**** INPUT RECORDS ****

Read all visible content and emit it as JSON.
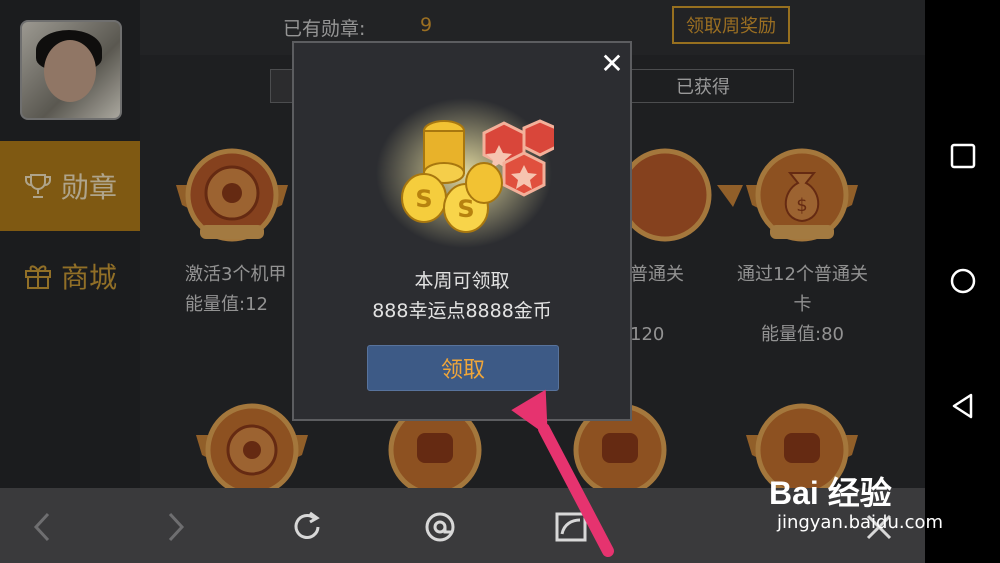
{
  "header": {
    "medal_count_label": "已有勋章:",
    "medal_count_value": "9",
    "weekly_reward_button": "领取周奖励"
  },
  "tabs": [
    {
      "label": ""
    },
    {
      "label": "已获得"
    }
  ],
  "sidebar": {
    "items": [
      {
        "label": "勋章",
        "icon": "trophy-icon",
        "active": true
      },
      {
        "label": "商城",
        "icon": "gift-icon",
        "active": false
      }
    ]
  },
  "medals": [
    {
      "title": "激活3个机甲",
      "value": "能量值:12"
    },
    {
      "title": "普通关",
      "value": "120"
    },
    {
      "title_line1": "通过12个普通关",
      "title_line2": "卡",
      "value": "能量值:80"
    }
  ],
  "dialog": {
    "line1": "本周可领取",
    "line2": "888幸运点8888金币",
    "claim_button": "领取",
    "close_symbol": "✕"
  },
  "watermark": {
    "logo_text": "Bai 经验",
    "url": "jingyan.baidu.com"
  },
  "colors": {
    "accent_gold": "#d79a30",
    "active_sidebar": "#b07c1a",
    "claim_button_bg": "#3d5a86",
    "arrow": "#e6336f"
  }
}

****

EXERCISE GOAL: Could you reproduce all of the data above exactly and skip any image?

SOLUTION BELOW:
Read all visible content and emit it as JSON.
{
  "header": {
    "medal_count_label": "已有勋章:",
    "medal_count_value": "9",
    "weekly_reward_button": "领取周奖励"
  },
  "tabs": [
    {
      "label": ""
    },
    {
      "label": "已获得"
    }
  ],
  "sidebar": {
    "items": [
      {
        "label": "勋章",
        "icon": "trophy-icon",
        "active": true
      },
      {
        "label": "商城",
        "icon": "gift-icon",
        "active": false
      }
    ]
  },
  "medals": [
    {
      "title": "激活3个机甲",
      "value": "能量值:12"
    },
    {
      "title": "普通关",
      "value": "120"
    },
    {
      "title_line1": "通过12个普通关",
      "title_line2": "卡",
      "value": "能量值:80"
    }
  ],
  "dialog": {
    "line1": "本周可领取",
    "line2": "888幸运点8888金币",
    "claim_button": "领取",
    "close_symbol": "✕"
  },
  "watermark": {
    "logo_text": "Bai 经验",
    "url": "jingyan.baidu.com"
  },
  "colors": {
    "accent_gold": "#d79a30",
    "active_sidebar": "#b07c1a",
    "claim_button_bg": "#3d5a86",
    "arrow": "#e6336f"
  }
}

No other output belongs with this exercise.